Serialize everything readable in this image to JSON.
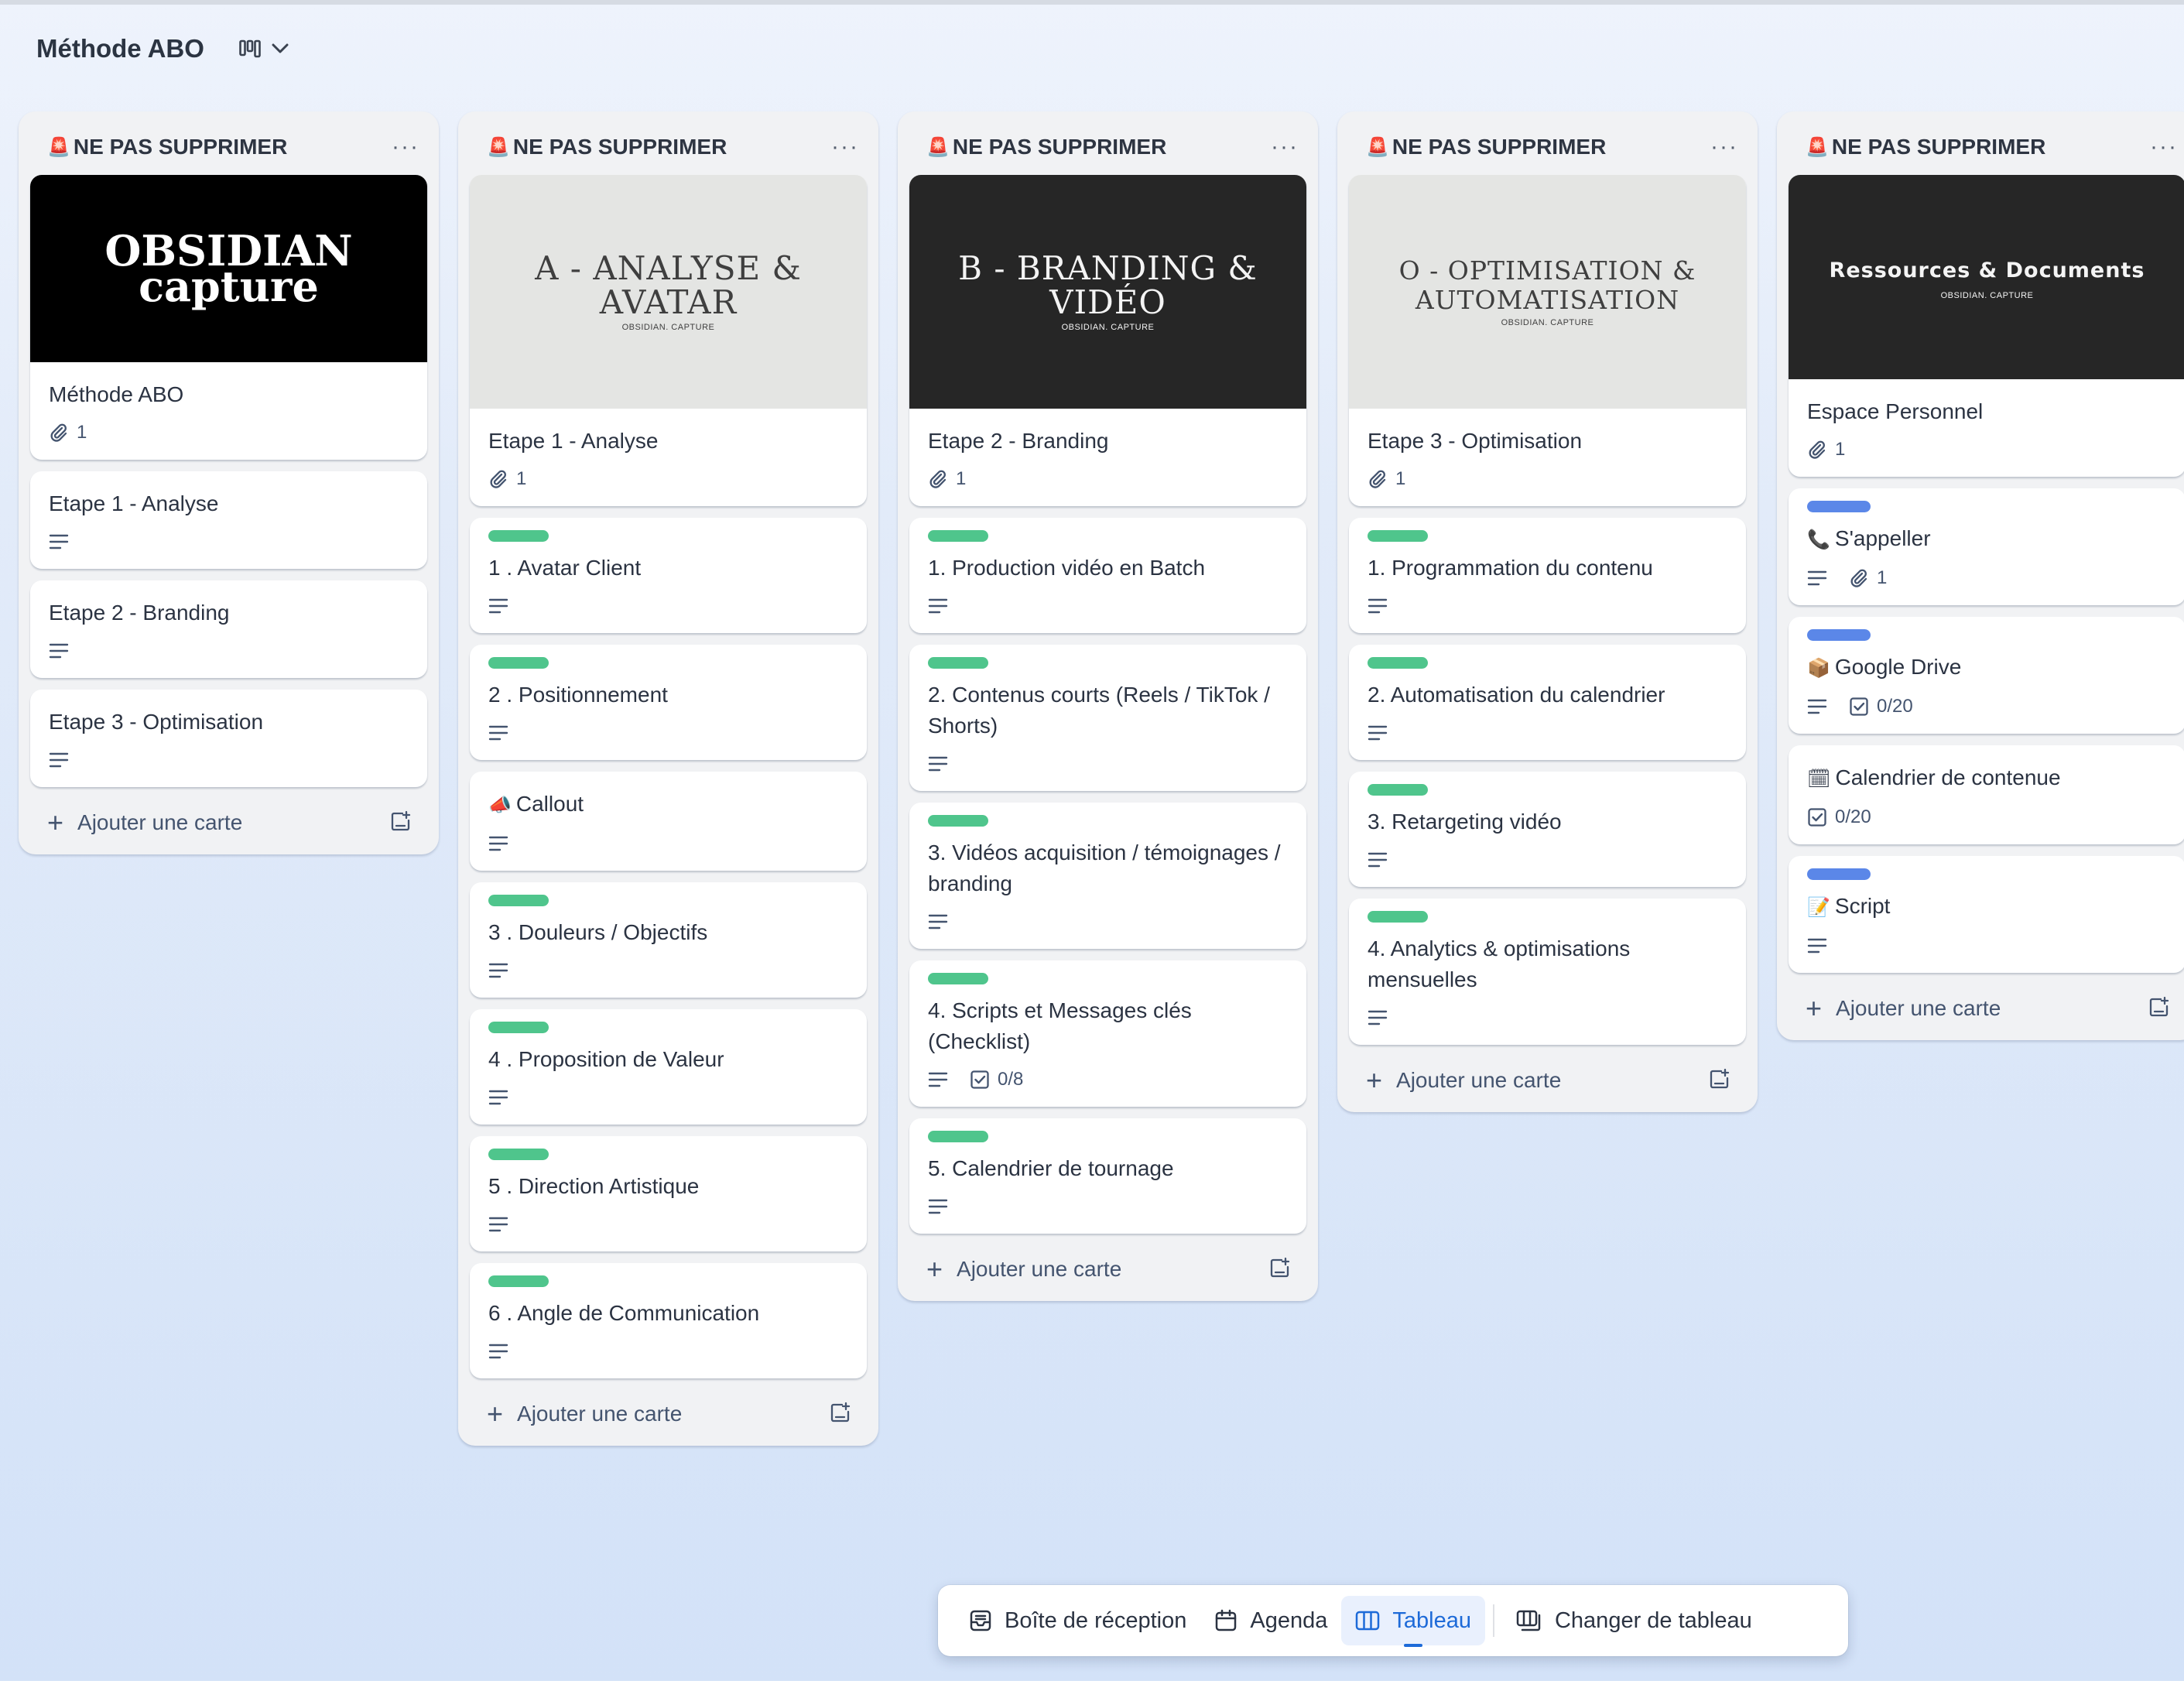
{
  "board": {
    "title": "Méthode ABO"
  },
  "ui": {
    "add_card": "Ajouter une carte",
    "more": "···"
  },
  "lists": [
    {
      "title": "NE PAS SUPPRIMER",
      "cards": [
        {
          "title": "Méthode ABO",
          "cover": {
            "style": "black",
            "main": "OBSIDIAN capture",
            "sub": ""
          },
          "attachments": "1"
        },
        {
          "title": "Etape 1 - Analyse",
          "description": true
        },
        {
          "title": "Etape 2 - Branding",
          "description": true
        },
        {
          "title": "Etape 3 - Optimisation",
          "description": true
        }
      ]
    },
    {
      "title": "NE PAS SUPPRIMER",
      "cards": [
        {
          "title": "Etape 1 - Analyse",
          "cover": {
            "style": "light",
            "main": "A - ANALYSE & AVATAR",
            "sub": "OBSIDIAN. CAPTURE"
          },
          "attachments": "1"
        },
        {
          "title": "1 . Avatar Client",
          "label": "green",
          "description": true
        },
        {
          "title": "2 . Positionnement",
          "label": "green",
          "description": true
        },
        {
          "title": "Callout",
          "emoji": "📣",
          "description": true
        },
        {
          "title": "3 . Douleurs / Objectifs",
          "label": "green",
          "description": true
        },
        {
          "title": "4 . Proposition de Valeur",
          "label": "green",
          "description": true
        },
        {
          "title": "5 . Direction Artistique",
          "label": "green",
          "description": true
        },
        {
          "title": "6 . Angle de Communication",
          "label": "green",
          "description": true
        }
      ]
    },
    {
      "title": "NE PAS SUPPRIMER",
      "cards": [
        {
          "title": "Etape 2 - Branding",
          "cover": {
            "style": "dark",
            "main": "B - BRANDING & VIDÉO",
            "sub": "OBSIDIAN. CAPTURE"
          },
          "attachments": "1"
        },
        {
          "title": "1. Production vidéo en Batch",
          "label": "green",
          "description": true
        },
        {
          "title": "2. Contenus courts (Reels / TikTok / Shorts)",
          "label": "green",
          "description": true
        },
        {
          "title": "3. Vidéos acquisition / témoignages / branding",
          "label": "green",
          "description": true
        },
        {
          "title": "4. Scripts et Messages clés (Checklist)",
          "label": "green",
          "description": true,
          "checklist": "0/8"
        },
        {
          "title": "5. Calendrier de tournage",
          "label": "green",
          "description": true
        }
      ]
    },
    {
      "title": "NE PAS SUPPRIMER",
      "cards": [
        {
          "title": "Etape 3 - Optimisation",
          "cover": {
            "style": "light",
            "main": "O - OPTIMISATION & AUTOMATISATION",
            "sub": "OBSIDIAN. CAPTURE"
          },
          "attachments": "1"
        },
        {
          "title": "1. Programmation du contenu",
          "label": "green",
          "description": true
        },
        {
          "title": "2. Automatisation du calendrier",
          "label": "green",
          "description": true
        },
        {
          "title": "3. Retargeting vidéo",
          "label": "green",
          "description": true
        },
        {
          "title": "4. Analytics & optimisations mensuelles",
          "label": "green",
          "description": true
        }
      ]
    },
    {
      "title": "NE PAS SUPPRIMER",
      "cards": [
        {
          "title": "Espace Personnel",
          "cover": {
            "style": "dark",
            "main": "Ressources & Documents",
            "sub": "OBSIDIAN. CAPTURE"
          },
          "attachments": "1"
        },
        {
          "title": "S'appeller",
          "emoji": "📞",
          "label": "blue",
          "description": true,
          "attachments": "1"
        },
        {
          "title": "Google Drive",
          "emoji": "📦",
          "label": "blue",
          "description": true,
          "checklist": "0/20"
        },
        {
          "title": "Calendrier de contenue",
          "emoji": "🗓",
          "checklist": "0/20"
        },
        {
          "title": "Script",
          "emoji": "📝",
          "label": "blue",
          "description": true
        }
      ]
    }
  ],
  "bottom_nav": [
    {
      "label": "Boîte de réception",
      "icon": "inbox-icon",
      "active": false
    },
    {
      "label": "Agenda",
      "icon": "calendar-icon",
      "active": false
    },
    {
      "label": "Tableau",
      "icon": "board-icon",
      "active": true
    },
    {
      "label": "Changer de tableau",
      "icon": "switch-board-icon",
      "active": false
    }
  ],
  "colors": {
    "green_label": "#4fc58c",
    "blue_label": "#5b87e8",
    "active_nav": "#1d6ad8"
  }
}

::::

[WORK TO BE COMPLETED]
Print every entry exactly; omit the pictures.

[RESULT OF THIS EXERCISE]
Serialize everything readable in this image to JSON.
{
  "board": {
    "title": "Méthode ABO"
  },
  "ui": {
    "add_card": "Ajouter une carte",
    "more": "···"
  },
  "lists": [
    {
      "title": "NE PAS SUPPRIMER",
      "cards": [
        {
          "title": "Méthode ABO",
          "cover": {
            "style": "black",
            "main": "OBSIDIAN capture",
            "sub": ""
          },
          "attachments": "1"
        },
        {
          "title": "Etape 1 - Analyse",
          "description": true
        },
        {
          "title": "Etape 2 - Branding",
          "description": true
        },
        {
          "title": "Etape 3 - Optimisation",
          "description": true
        }
      ]
    },
    {
      "title": "NE PAS SUPPRIMER",
      "cards": [
        {
          "title": "Etape 1 - Analyse",
          "cover": {
            "style": "light",
            "main": "A - ANALYSE & AVATAR",
            "sub": "OBSIDIAN. CAPTURE"
          },
          "attachments": "1"
        },
        {
          "title": "1 . Avatar Client",
          "label": "green",
          "description": true
        },
        {
          "title": "2 . Positionnement",
          "label": "green",
          "description": true
        },
        {
          "title": "Callout",
          "emoji": "📣",
          "description": true
        },
        {
          "title": "3 . Douleurs / Objectifs",
          "label": "green",
          "description": true
        },
        {
          "title": "4 . Proposition de Valeur",
          "label": "green",
          "description": true
        },
        {
          "title": "5 . Direction Artistique",
          "label": "green",
          "description": true
        },
        {
          "title": "6 . Angle de Communication",
          "label": "green",
          "description": true
        }
      ]
    },
    {
      "title": "NE PAS SUPPRIMER",
      "cards": [
        {
          "title": "Etape 2 - Branding",
          "cover": {
            "style": "dark",
            "main": "B - BRANDING & VIDÉO",
            "sub": "OBSIDIAN. CAPTURE"
          },
          "attachments": "1"
        },
        {
          "title": "1. Production vidéo en Batch",
          "label": "green",
          "description": true
        },
        {
          "title": "2. Contenus courts (Reels / TikTok / Shorts)",
          "label": "green",
          "description": true
        },
        {
          "title": "3. Vidéos acquisition / témoignages / branding",
          "label": "green",
          "description": true
        },
        {
          "title": "4. Scripts et Messages clés (Checklist)",
          "label": "green",
          "description": true,
          "checklist": "0/8"
        },
        {
          "title": "5. Calendrier de tournage",
          "label": "green",
          "description": true
        }
      ]
    },
    {
      "title": "NE PAS SUPPRIMER",
      "cards": [
        {
          "title": "Etape 3 - Optimisation",
          "cover": {
            "style": "light",
            "main": "O - OPTIMISATION & AUTOMATISATION",
            "sub": "OBSIDIAN. CAPTURE"
          },
          "attachments": "1"
        },
        {
          "title": "1. Programmation du contenu",
          "label": "green",
          "description": true
        },
        {
          "title": "2. Automatisation du calendrier",
          "label": "green",
          "description": true
        },
        {
          "title": "3. Retargeting vidéo",
          "label": "green",
          "description": true
        },
        {
          "title": "4. Analytics & optimisations mensuelles",
          "label": "green",
          "description": true
        }
      ]
    },
    {
      "title": "NE PAS SUPPRIMER",
      "cards": [
        {
          "title": "Espace Personnel",
          "cover": {
            "style": "dark",
            "main": "Ressources & Documents",
            "sub": "OBSIDIAN. CAPTURE"
          },
          "attachments": "1"
        },
        {
          "title": "S'appeller",
          "emoji": "📞",
          "label": "blue",
          "description": true,
          "attachments": "1"
        },
        {
          "title": "Google Drive",
          "emoji": "📦",
          "label": "blue",
          "description": true,
          "checklist": "0/20"
        },
        {
          "title": "Calendrier de contenue",
          "emoji": "🗓",
          "checklist": "0/20"
        },
        {
          "title": "Script",
          "emoji": "📝",
          "label": "blue",
          "description": true
        }
      ]
    }
  ],
  "bottom_nav": [
    {
      "label": "Boîte de réception",
      "icon": "inbox-icon",
      "active": false
    },
    {
      "label": "Agenda",
      "icon": "calendar-icon",
      "active": false
    },
    {
      "label": "Tableau",
      "icon": "board-icon",
      "active": true
    },
    {
      "label": "Changer de tableau",
      "icon": "switch-board-icon",
      "active": false
    }
  ],
  "colors": {
    "green_label": "#4fc58c",
    "blue_label": "#5b87e8",
    "active_nav": "#1d6ad8"
  }
}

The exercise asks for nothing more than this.